Instead, teens and young adults may be the main drivers of seasonal and pandemic flu, a report in the American Journal of Epidemiology said.
Flu cases tended to peak in Canada in the 10-to-19 and 20- to-29 age brackets before the disease topped out in older adults or young children during seasonal and pandemic flu outbreaks -- meaning prevention in this age group may be key to slowing transmission of flu on a bigger scale.
"For seasonal influenza, both the 10-19 and 20-29 year age groups peaked one week earlier than other age groups, while during the fall wave of the 2009 pandemic, infections peaked earlier among only the 10-19 year age group," wrote lead researcher Dena Schanzer, of the Public Health Agency of Canada.
"This analysis casts doubts on the hypothesis that younger school-age children actually lead influenza epidemic waves."
Schanzer and her team collected data from positive lab tests for the flu compiled by the Canadian government every year. Then they graphed the number of flu cases in children and adults of different ages over the course of each flu season, allowing them to see when the flu peaked in each group and which group "led" the epidemics.
In the years between 1995 and 2006, they found that seasonal flu peaked in the 10-19 and 20-29-year-olds about one weak earlier than it did in older adults and young children.
During the 2009 H1N1 epidemic, flu cases hit their peak in preteens and teens a few days before other groups as well.
Schanzer and her colleagues wrote that the didn't have enough data to figure out why teens and young adults might have been leading the epidemics in Canada.
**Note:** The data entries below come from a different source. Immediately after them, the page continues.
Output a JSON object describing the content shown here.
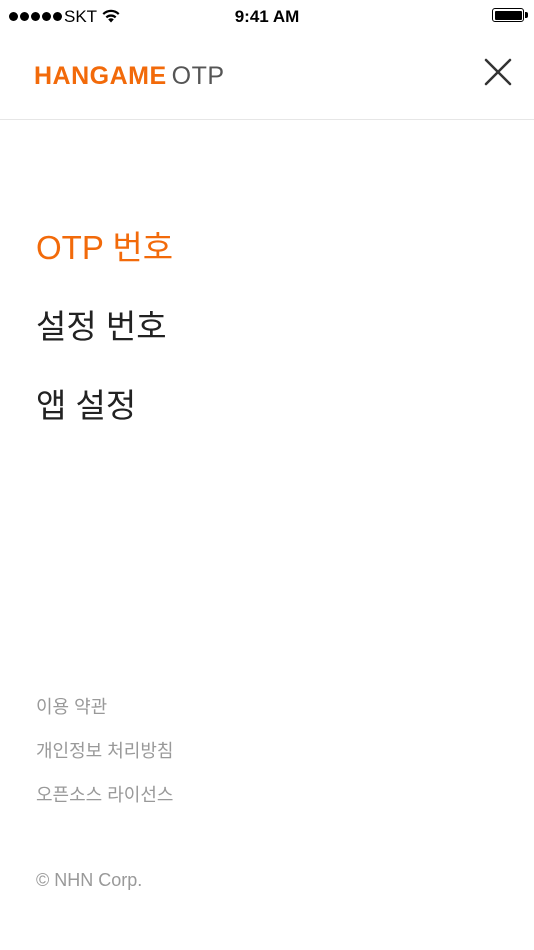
{
  "status_bar": {
    "carrier": "SKT",
    "time": "9:41 AM",
    "signal_icon": "signal-dots-icon",
    "wifi_icon": "wifi-icon",
    "battery_icon": "battery-icon"
  },
  "header": {
    "logo_brand": "HANGAME",
    "logo_product": "OTP",
    "close_icon": "close-icon"
  },
  "menu": {
    "items": [
      {
        "label": "OTP 번호",
        "active": true
      },
      {
        "label": "설정 번호",
        "active": false
      },
      {
        "label": "앱 설정",
        "active": false
      }
    ]
  },
  "footer": {
    "links": [
      {
        "label": "이용 약관"
      },
      {
        "label": "개인정보 처리방침"
      },
      {
        "label": "오픈소스 라이선스"
      }
    ],
    "copyright": "© NHN Corp."
  },
  "colors": {
    "accent": "#f26a0a",
    "text_primary": "#222222",
    "text_secondary": "#999999",
    "logo_secondary": "#555555",
    "divider": "#e6e6e6"
  }
}
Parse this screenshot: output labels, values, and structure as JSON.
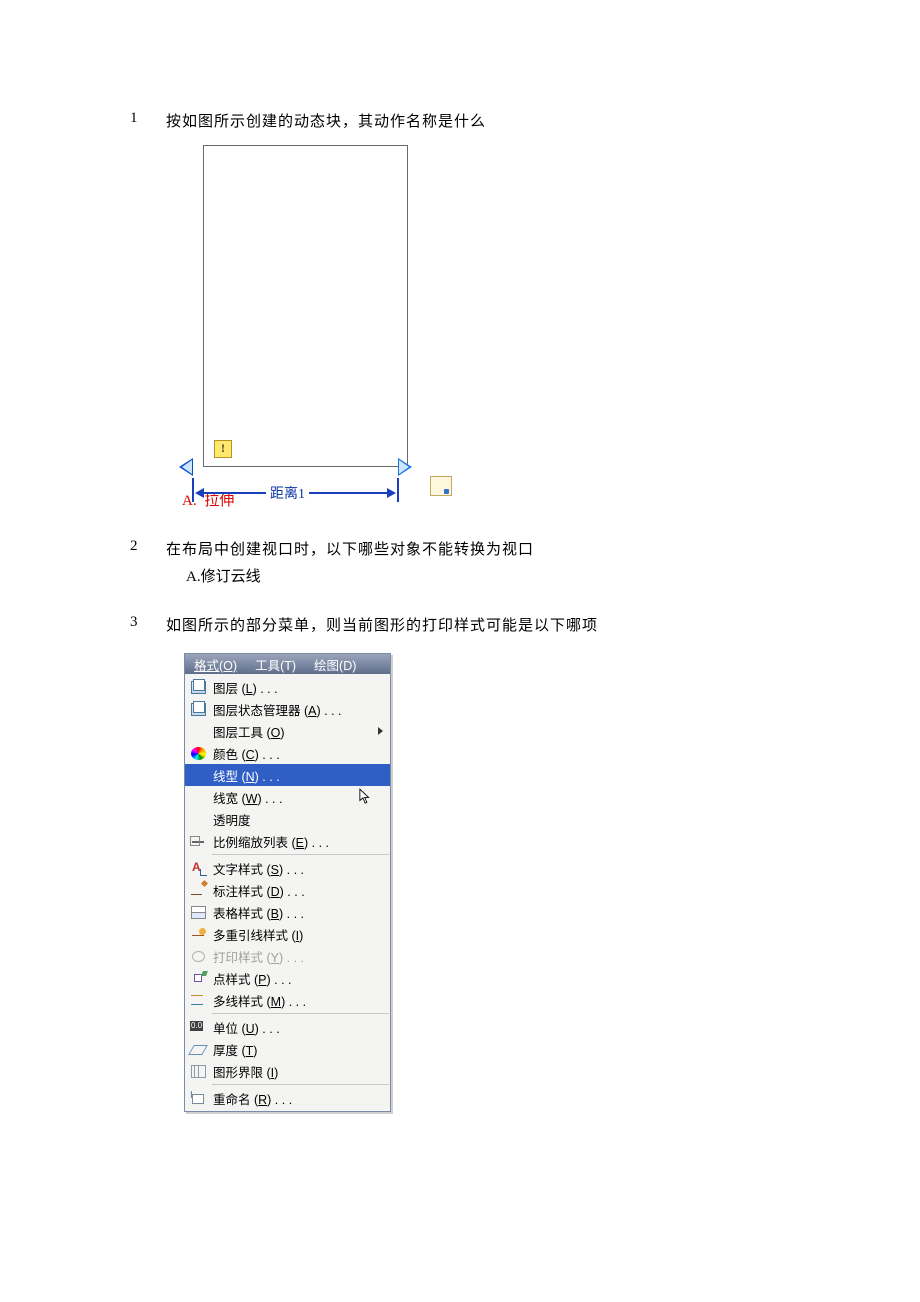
{
  "q1": {
    "num": "1",
    "text": "按如图所示创建的动态块，其动作名称是什么",
    "distance_label": "距离1",
    "answer_label": "A.",
    "answer_text": "拉伸"
  },
  "q2": {
    "num": "2",
    "text": "在布局中创建视口时，以下哪些对象不能转换为视口",
    "answer": "A.修订云线"
  },
  "q3": {
    "num": "3",
    "text": "如图所示的部分菜单，则当前图形的打印样式可能是以下哪项"
  },
  "menu": {
    "title_tabs": [
      "格式(O)",
      "工具(T)",
      "绘图(D)"
    ],
    "groups": [
      [
        {
          "label": "图层 (L) . . .",
          "icon": "ic-layer"
        },
        {
          "label": "图层状态管理器 (A) . . .",
          "icon": "ic-layer"
        },
        {
          "label": "图层工具 (O)",
          "icon": "",
          "submenu": true
        },
        {
          "label": "颜色 (C) . . .",
          "icon": "ic-color"
        },
        {
          "label": "线型 (N) . . .",
          "icon": "",
          "hover": true
        },
        {
          "label": "线宽 (W) . . .",
          "icon": ""
        },
        {
          "label": "透明度",
          "icon": ""
        },
        {
          "label": "比例缩放列表 (E) . . .",
          "icon": "ic-scale"
        }
      ],
      [
        {
          "label": "文字样式 (S) . . .",
          "icon": "ic-text"
        },
        {
          "label": "标注样式 (D) . . .",
          "icon": "ic-dim"
        },
        {
          "label": "表格样式 (B) . . .",
          "icon": "ic-table"
        },
        {
          "label": "多重引线样式 (I)",
          "icon": "ic-mlead"
        },
        {
          "label": "打印样式 (Y) . . .",
          "icon": "ic-print",
          "disabled": true
        },
        {
          "label": "点样式 (P) . . .",
          "icon": "ic-point"
        },
        {
          "label": "多线样式 (M) . . .",
          "icon": "ic-mline"
        }
      ],
      [
        {
          "label": "单位 (U) . . .",
          "icon": "ic-unit"
        },
        {
          "label": "厚度 (T)",
          "icon": "ic-thick"
        },
        {
          "label": "图形界限 (I)",
          "icon": "ic-limit"
        }
      ],
      [
        {
          "label": "重命名 (R) . . .",
          "icon": "ic-rename"
        }
      ]
    ]
  }
}
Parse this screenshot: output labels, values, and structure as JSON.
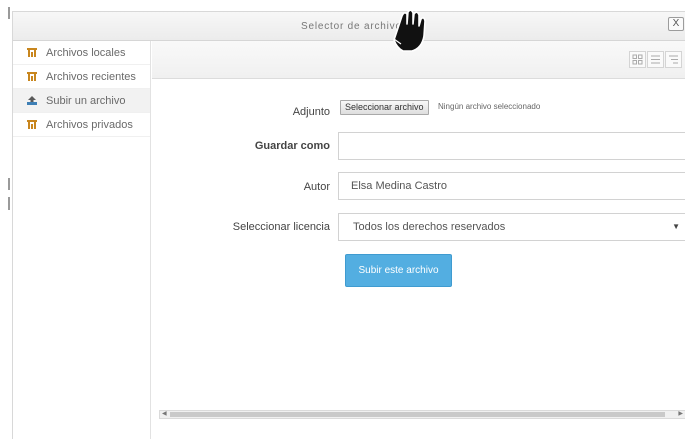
{
  "dialog": {
    "title": "Selector de archivos",
    "close_label": "X"
  },
  "sidebar": {
    "items": [
      {
        "label": "Archivos locales",
        "icon": "repository-icon",
        "active": false
      },
      {
        "label": "Archivos recientes",
        "icon": "repository-icon",
        "active": false
      },
      {
        "label": "Subir un archivo",
        "icon": "upload-icon",
        "active": true
      },
      {
        "label": "Archivos privados",
        "icon": "repository-icon",
        "active": false
      }
    ]
  },
  "toolbar": {
    "view_buttons": [
      "icons-view-icon",
      "list-view-icon",
      "tree-view-icon"
    ]
  },
  "form": {
    "attachment_label": "Adjunto",
    "choose_file_label": "Seleccionar archivo",
    "no_file_text": "Ningún archivo seleccionado",
    "save_as_label": "Guardar como",
    "save_as_value": "",
    "author_label": "Autor",
    "author_value": "Elsa Medina Castro",
    "license_label": "Seleccionar licencia",
    "license_value": "Todos los derechos reservados",
    "upload_button_label": "Subir este archivo"
  },
  "colors": {
    "accent": "#53aee1",
    "repository_icon": "#c8861e",
    "upload_icon": "#3e7fb5"
  }
}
Other studies have found that preschoolers might lead the way in spreading flu.
Researchers, though, speculate that school-age children and young adults might have more close contact with a greater number of peers than very young children.
"The really small kids, they're certainly extremely susceptible (to the flu) in general, but they're not as mobile and they don't congregate in as large a group as middle school and high school kids do," said Ira Longini, who studies infectious diseases at the University of Washington School of Public Health in Seattle.
It may be the same with young adults, who tend to be socially active, he added.
But in general, "what we believe happens is these outbreaks start in the schools and rapidly get into families and then radiate out from there to workplaces and other settings," Longini, who was not involved in the latest study, said.
"It's really households and schools that drive these epidemics."
Every year, between five percent and 20 percent of U.S. residents get the flu, contributing to some 36,000 deaths. To stop the spread of the virus, Longini said that elementary, middle and high school-age children need to be the target of flu prevention efforts.
"We need to use vaccines effectively and early in the season to vaccinate school children," he said.
"We just need to do that every fall if we want to slow (the transmission of) influenza." SOURCE: bit.ly/kvfEp6
Reporting by Genevra Pittman at Reuters Health; editing by Elaine Lies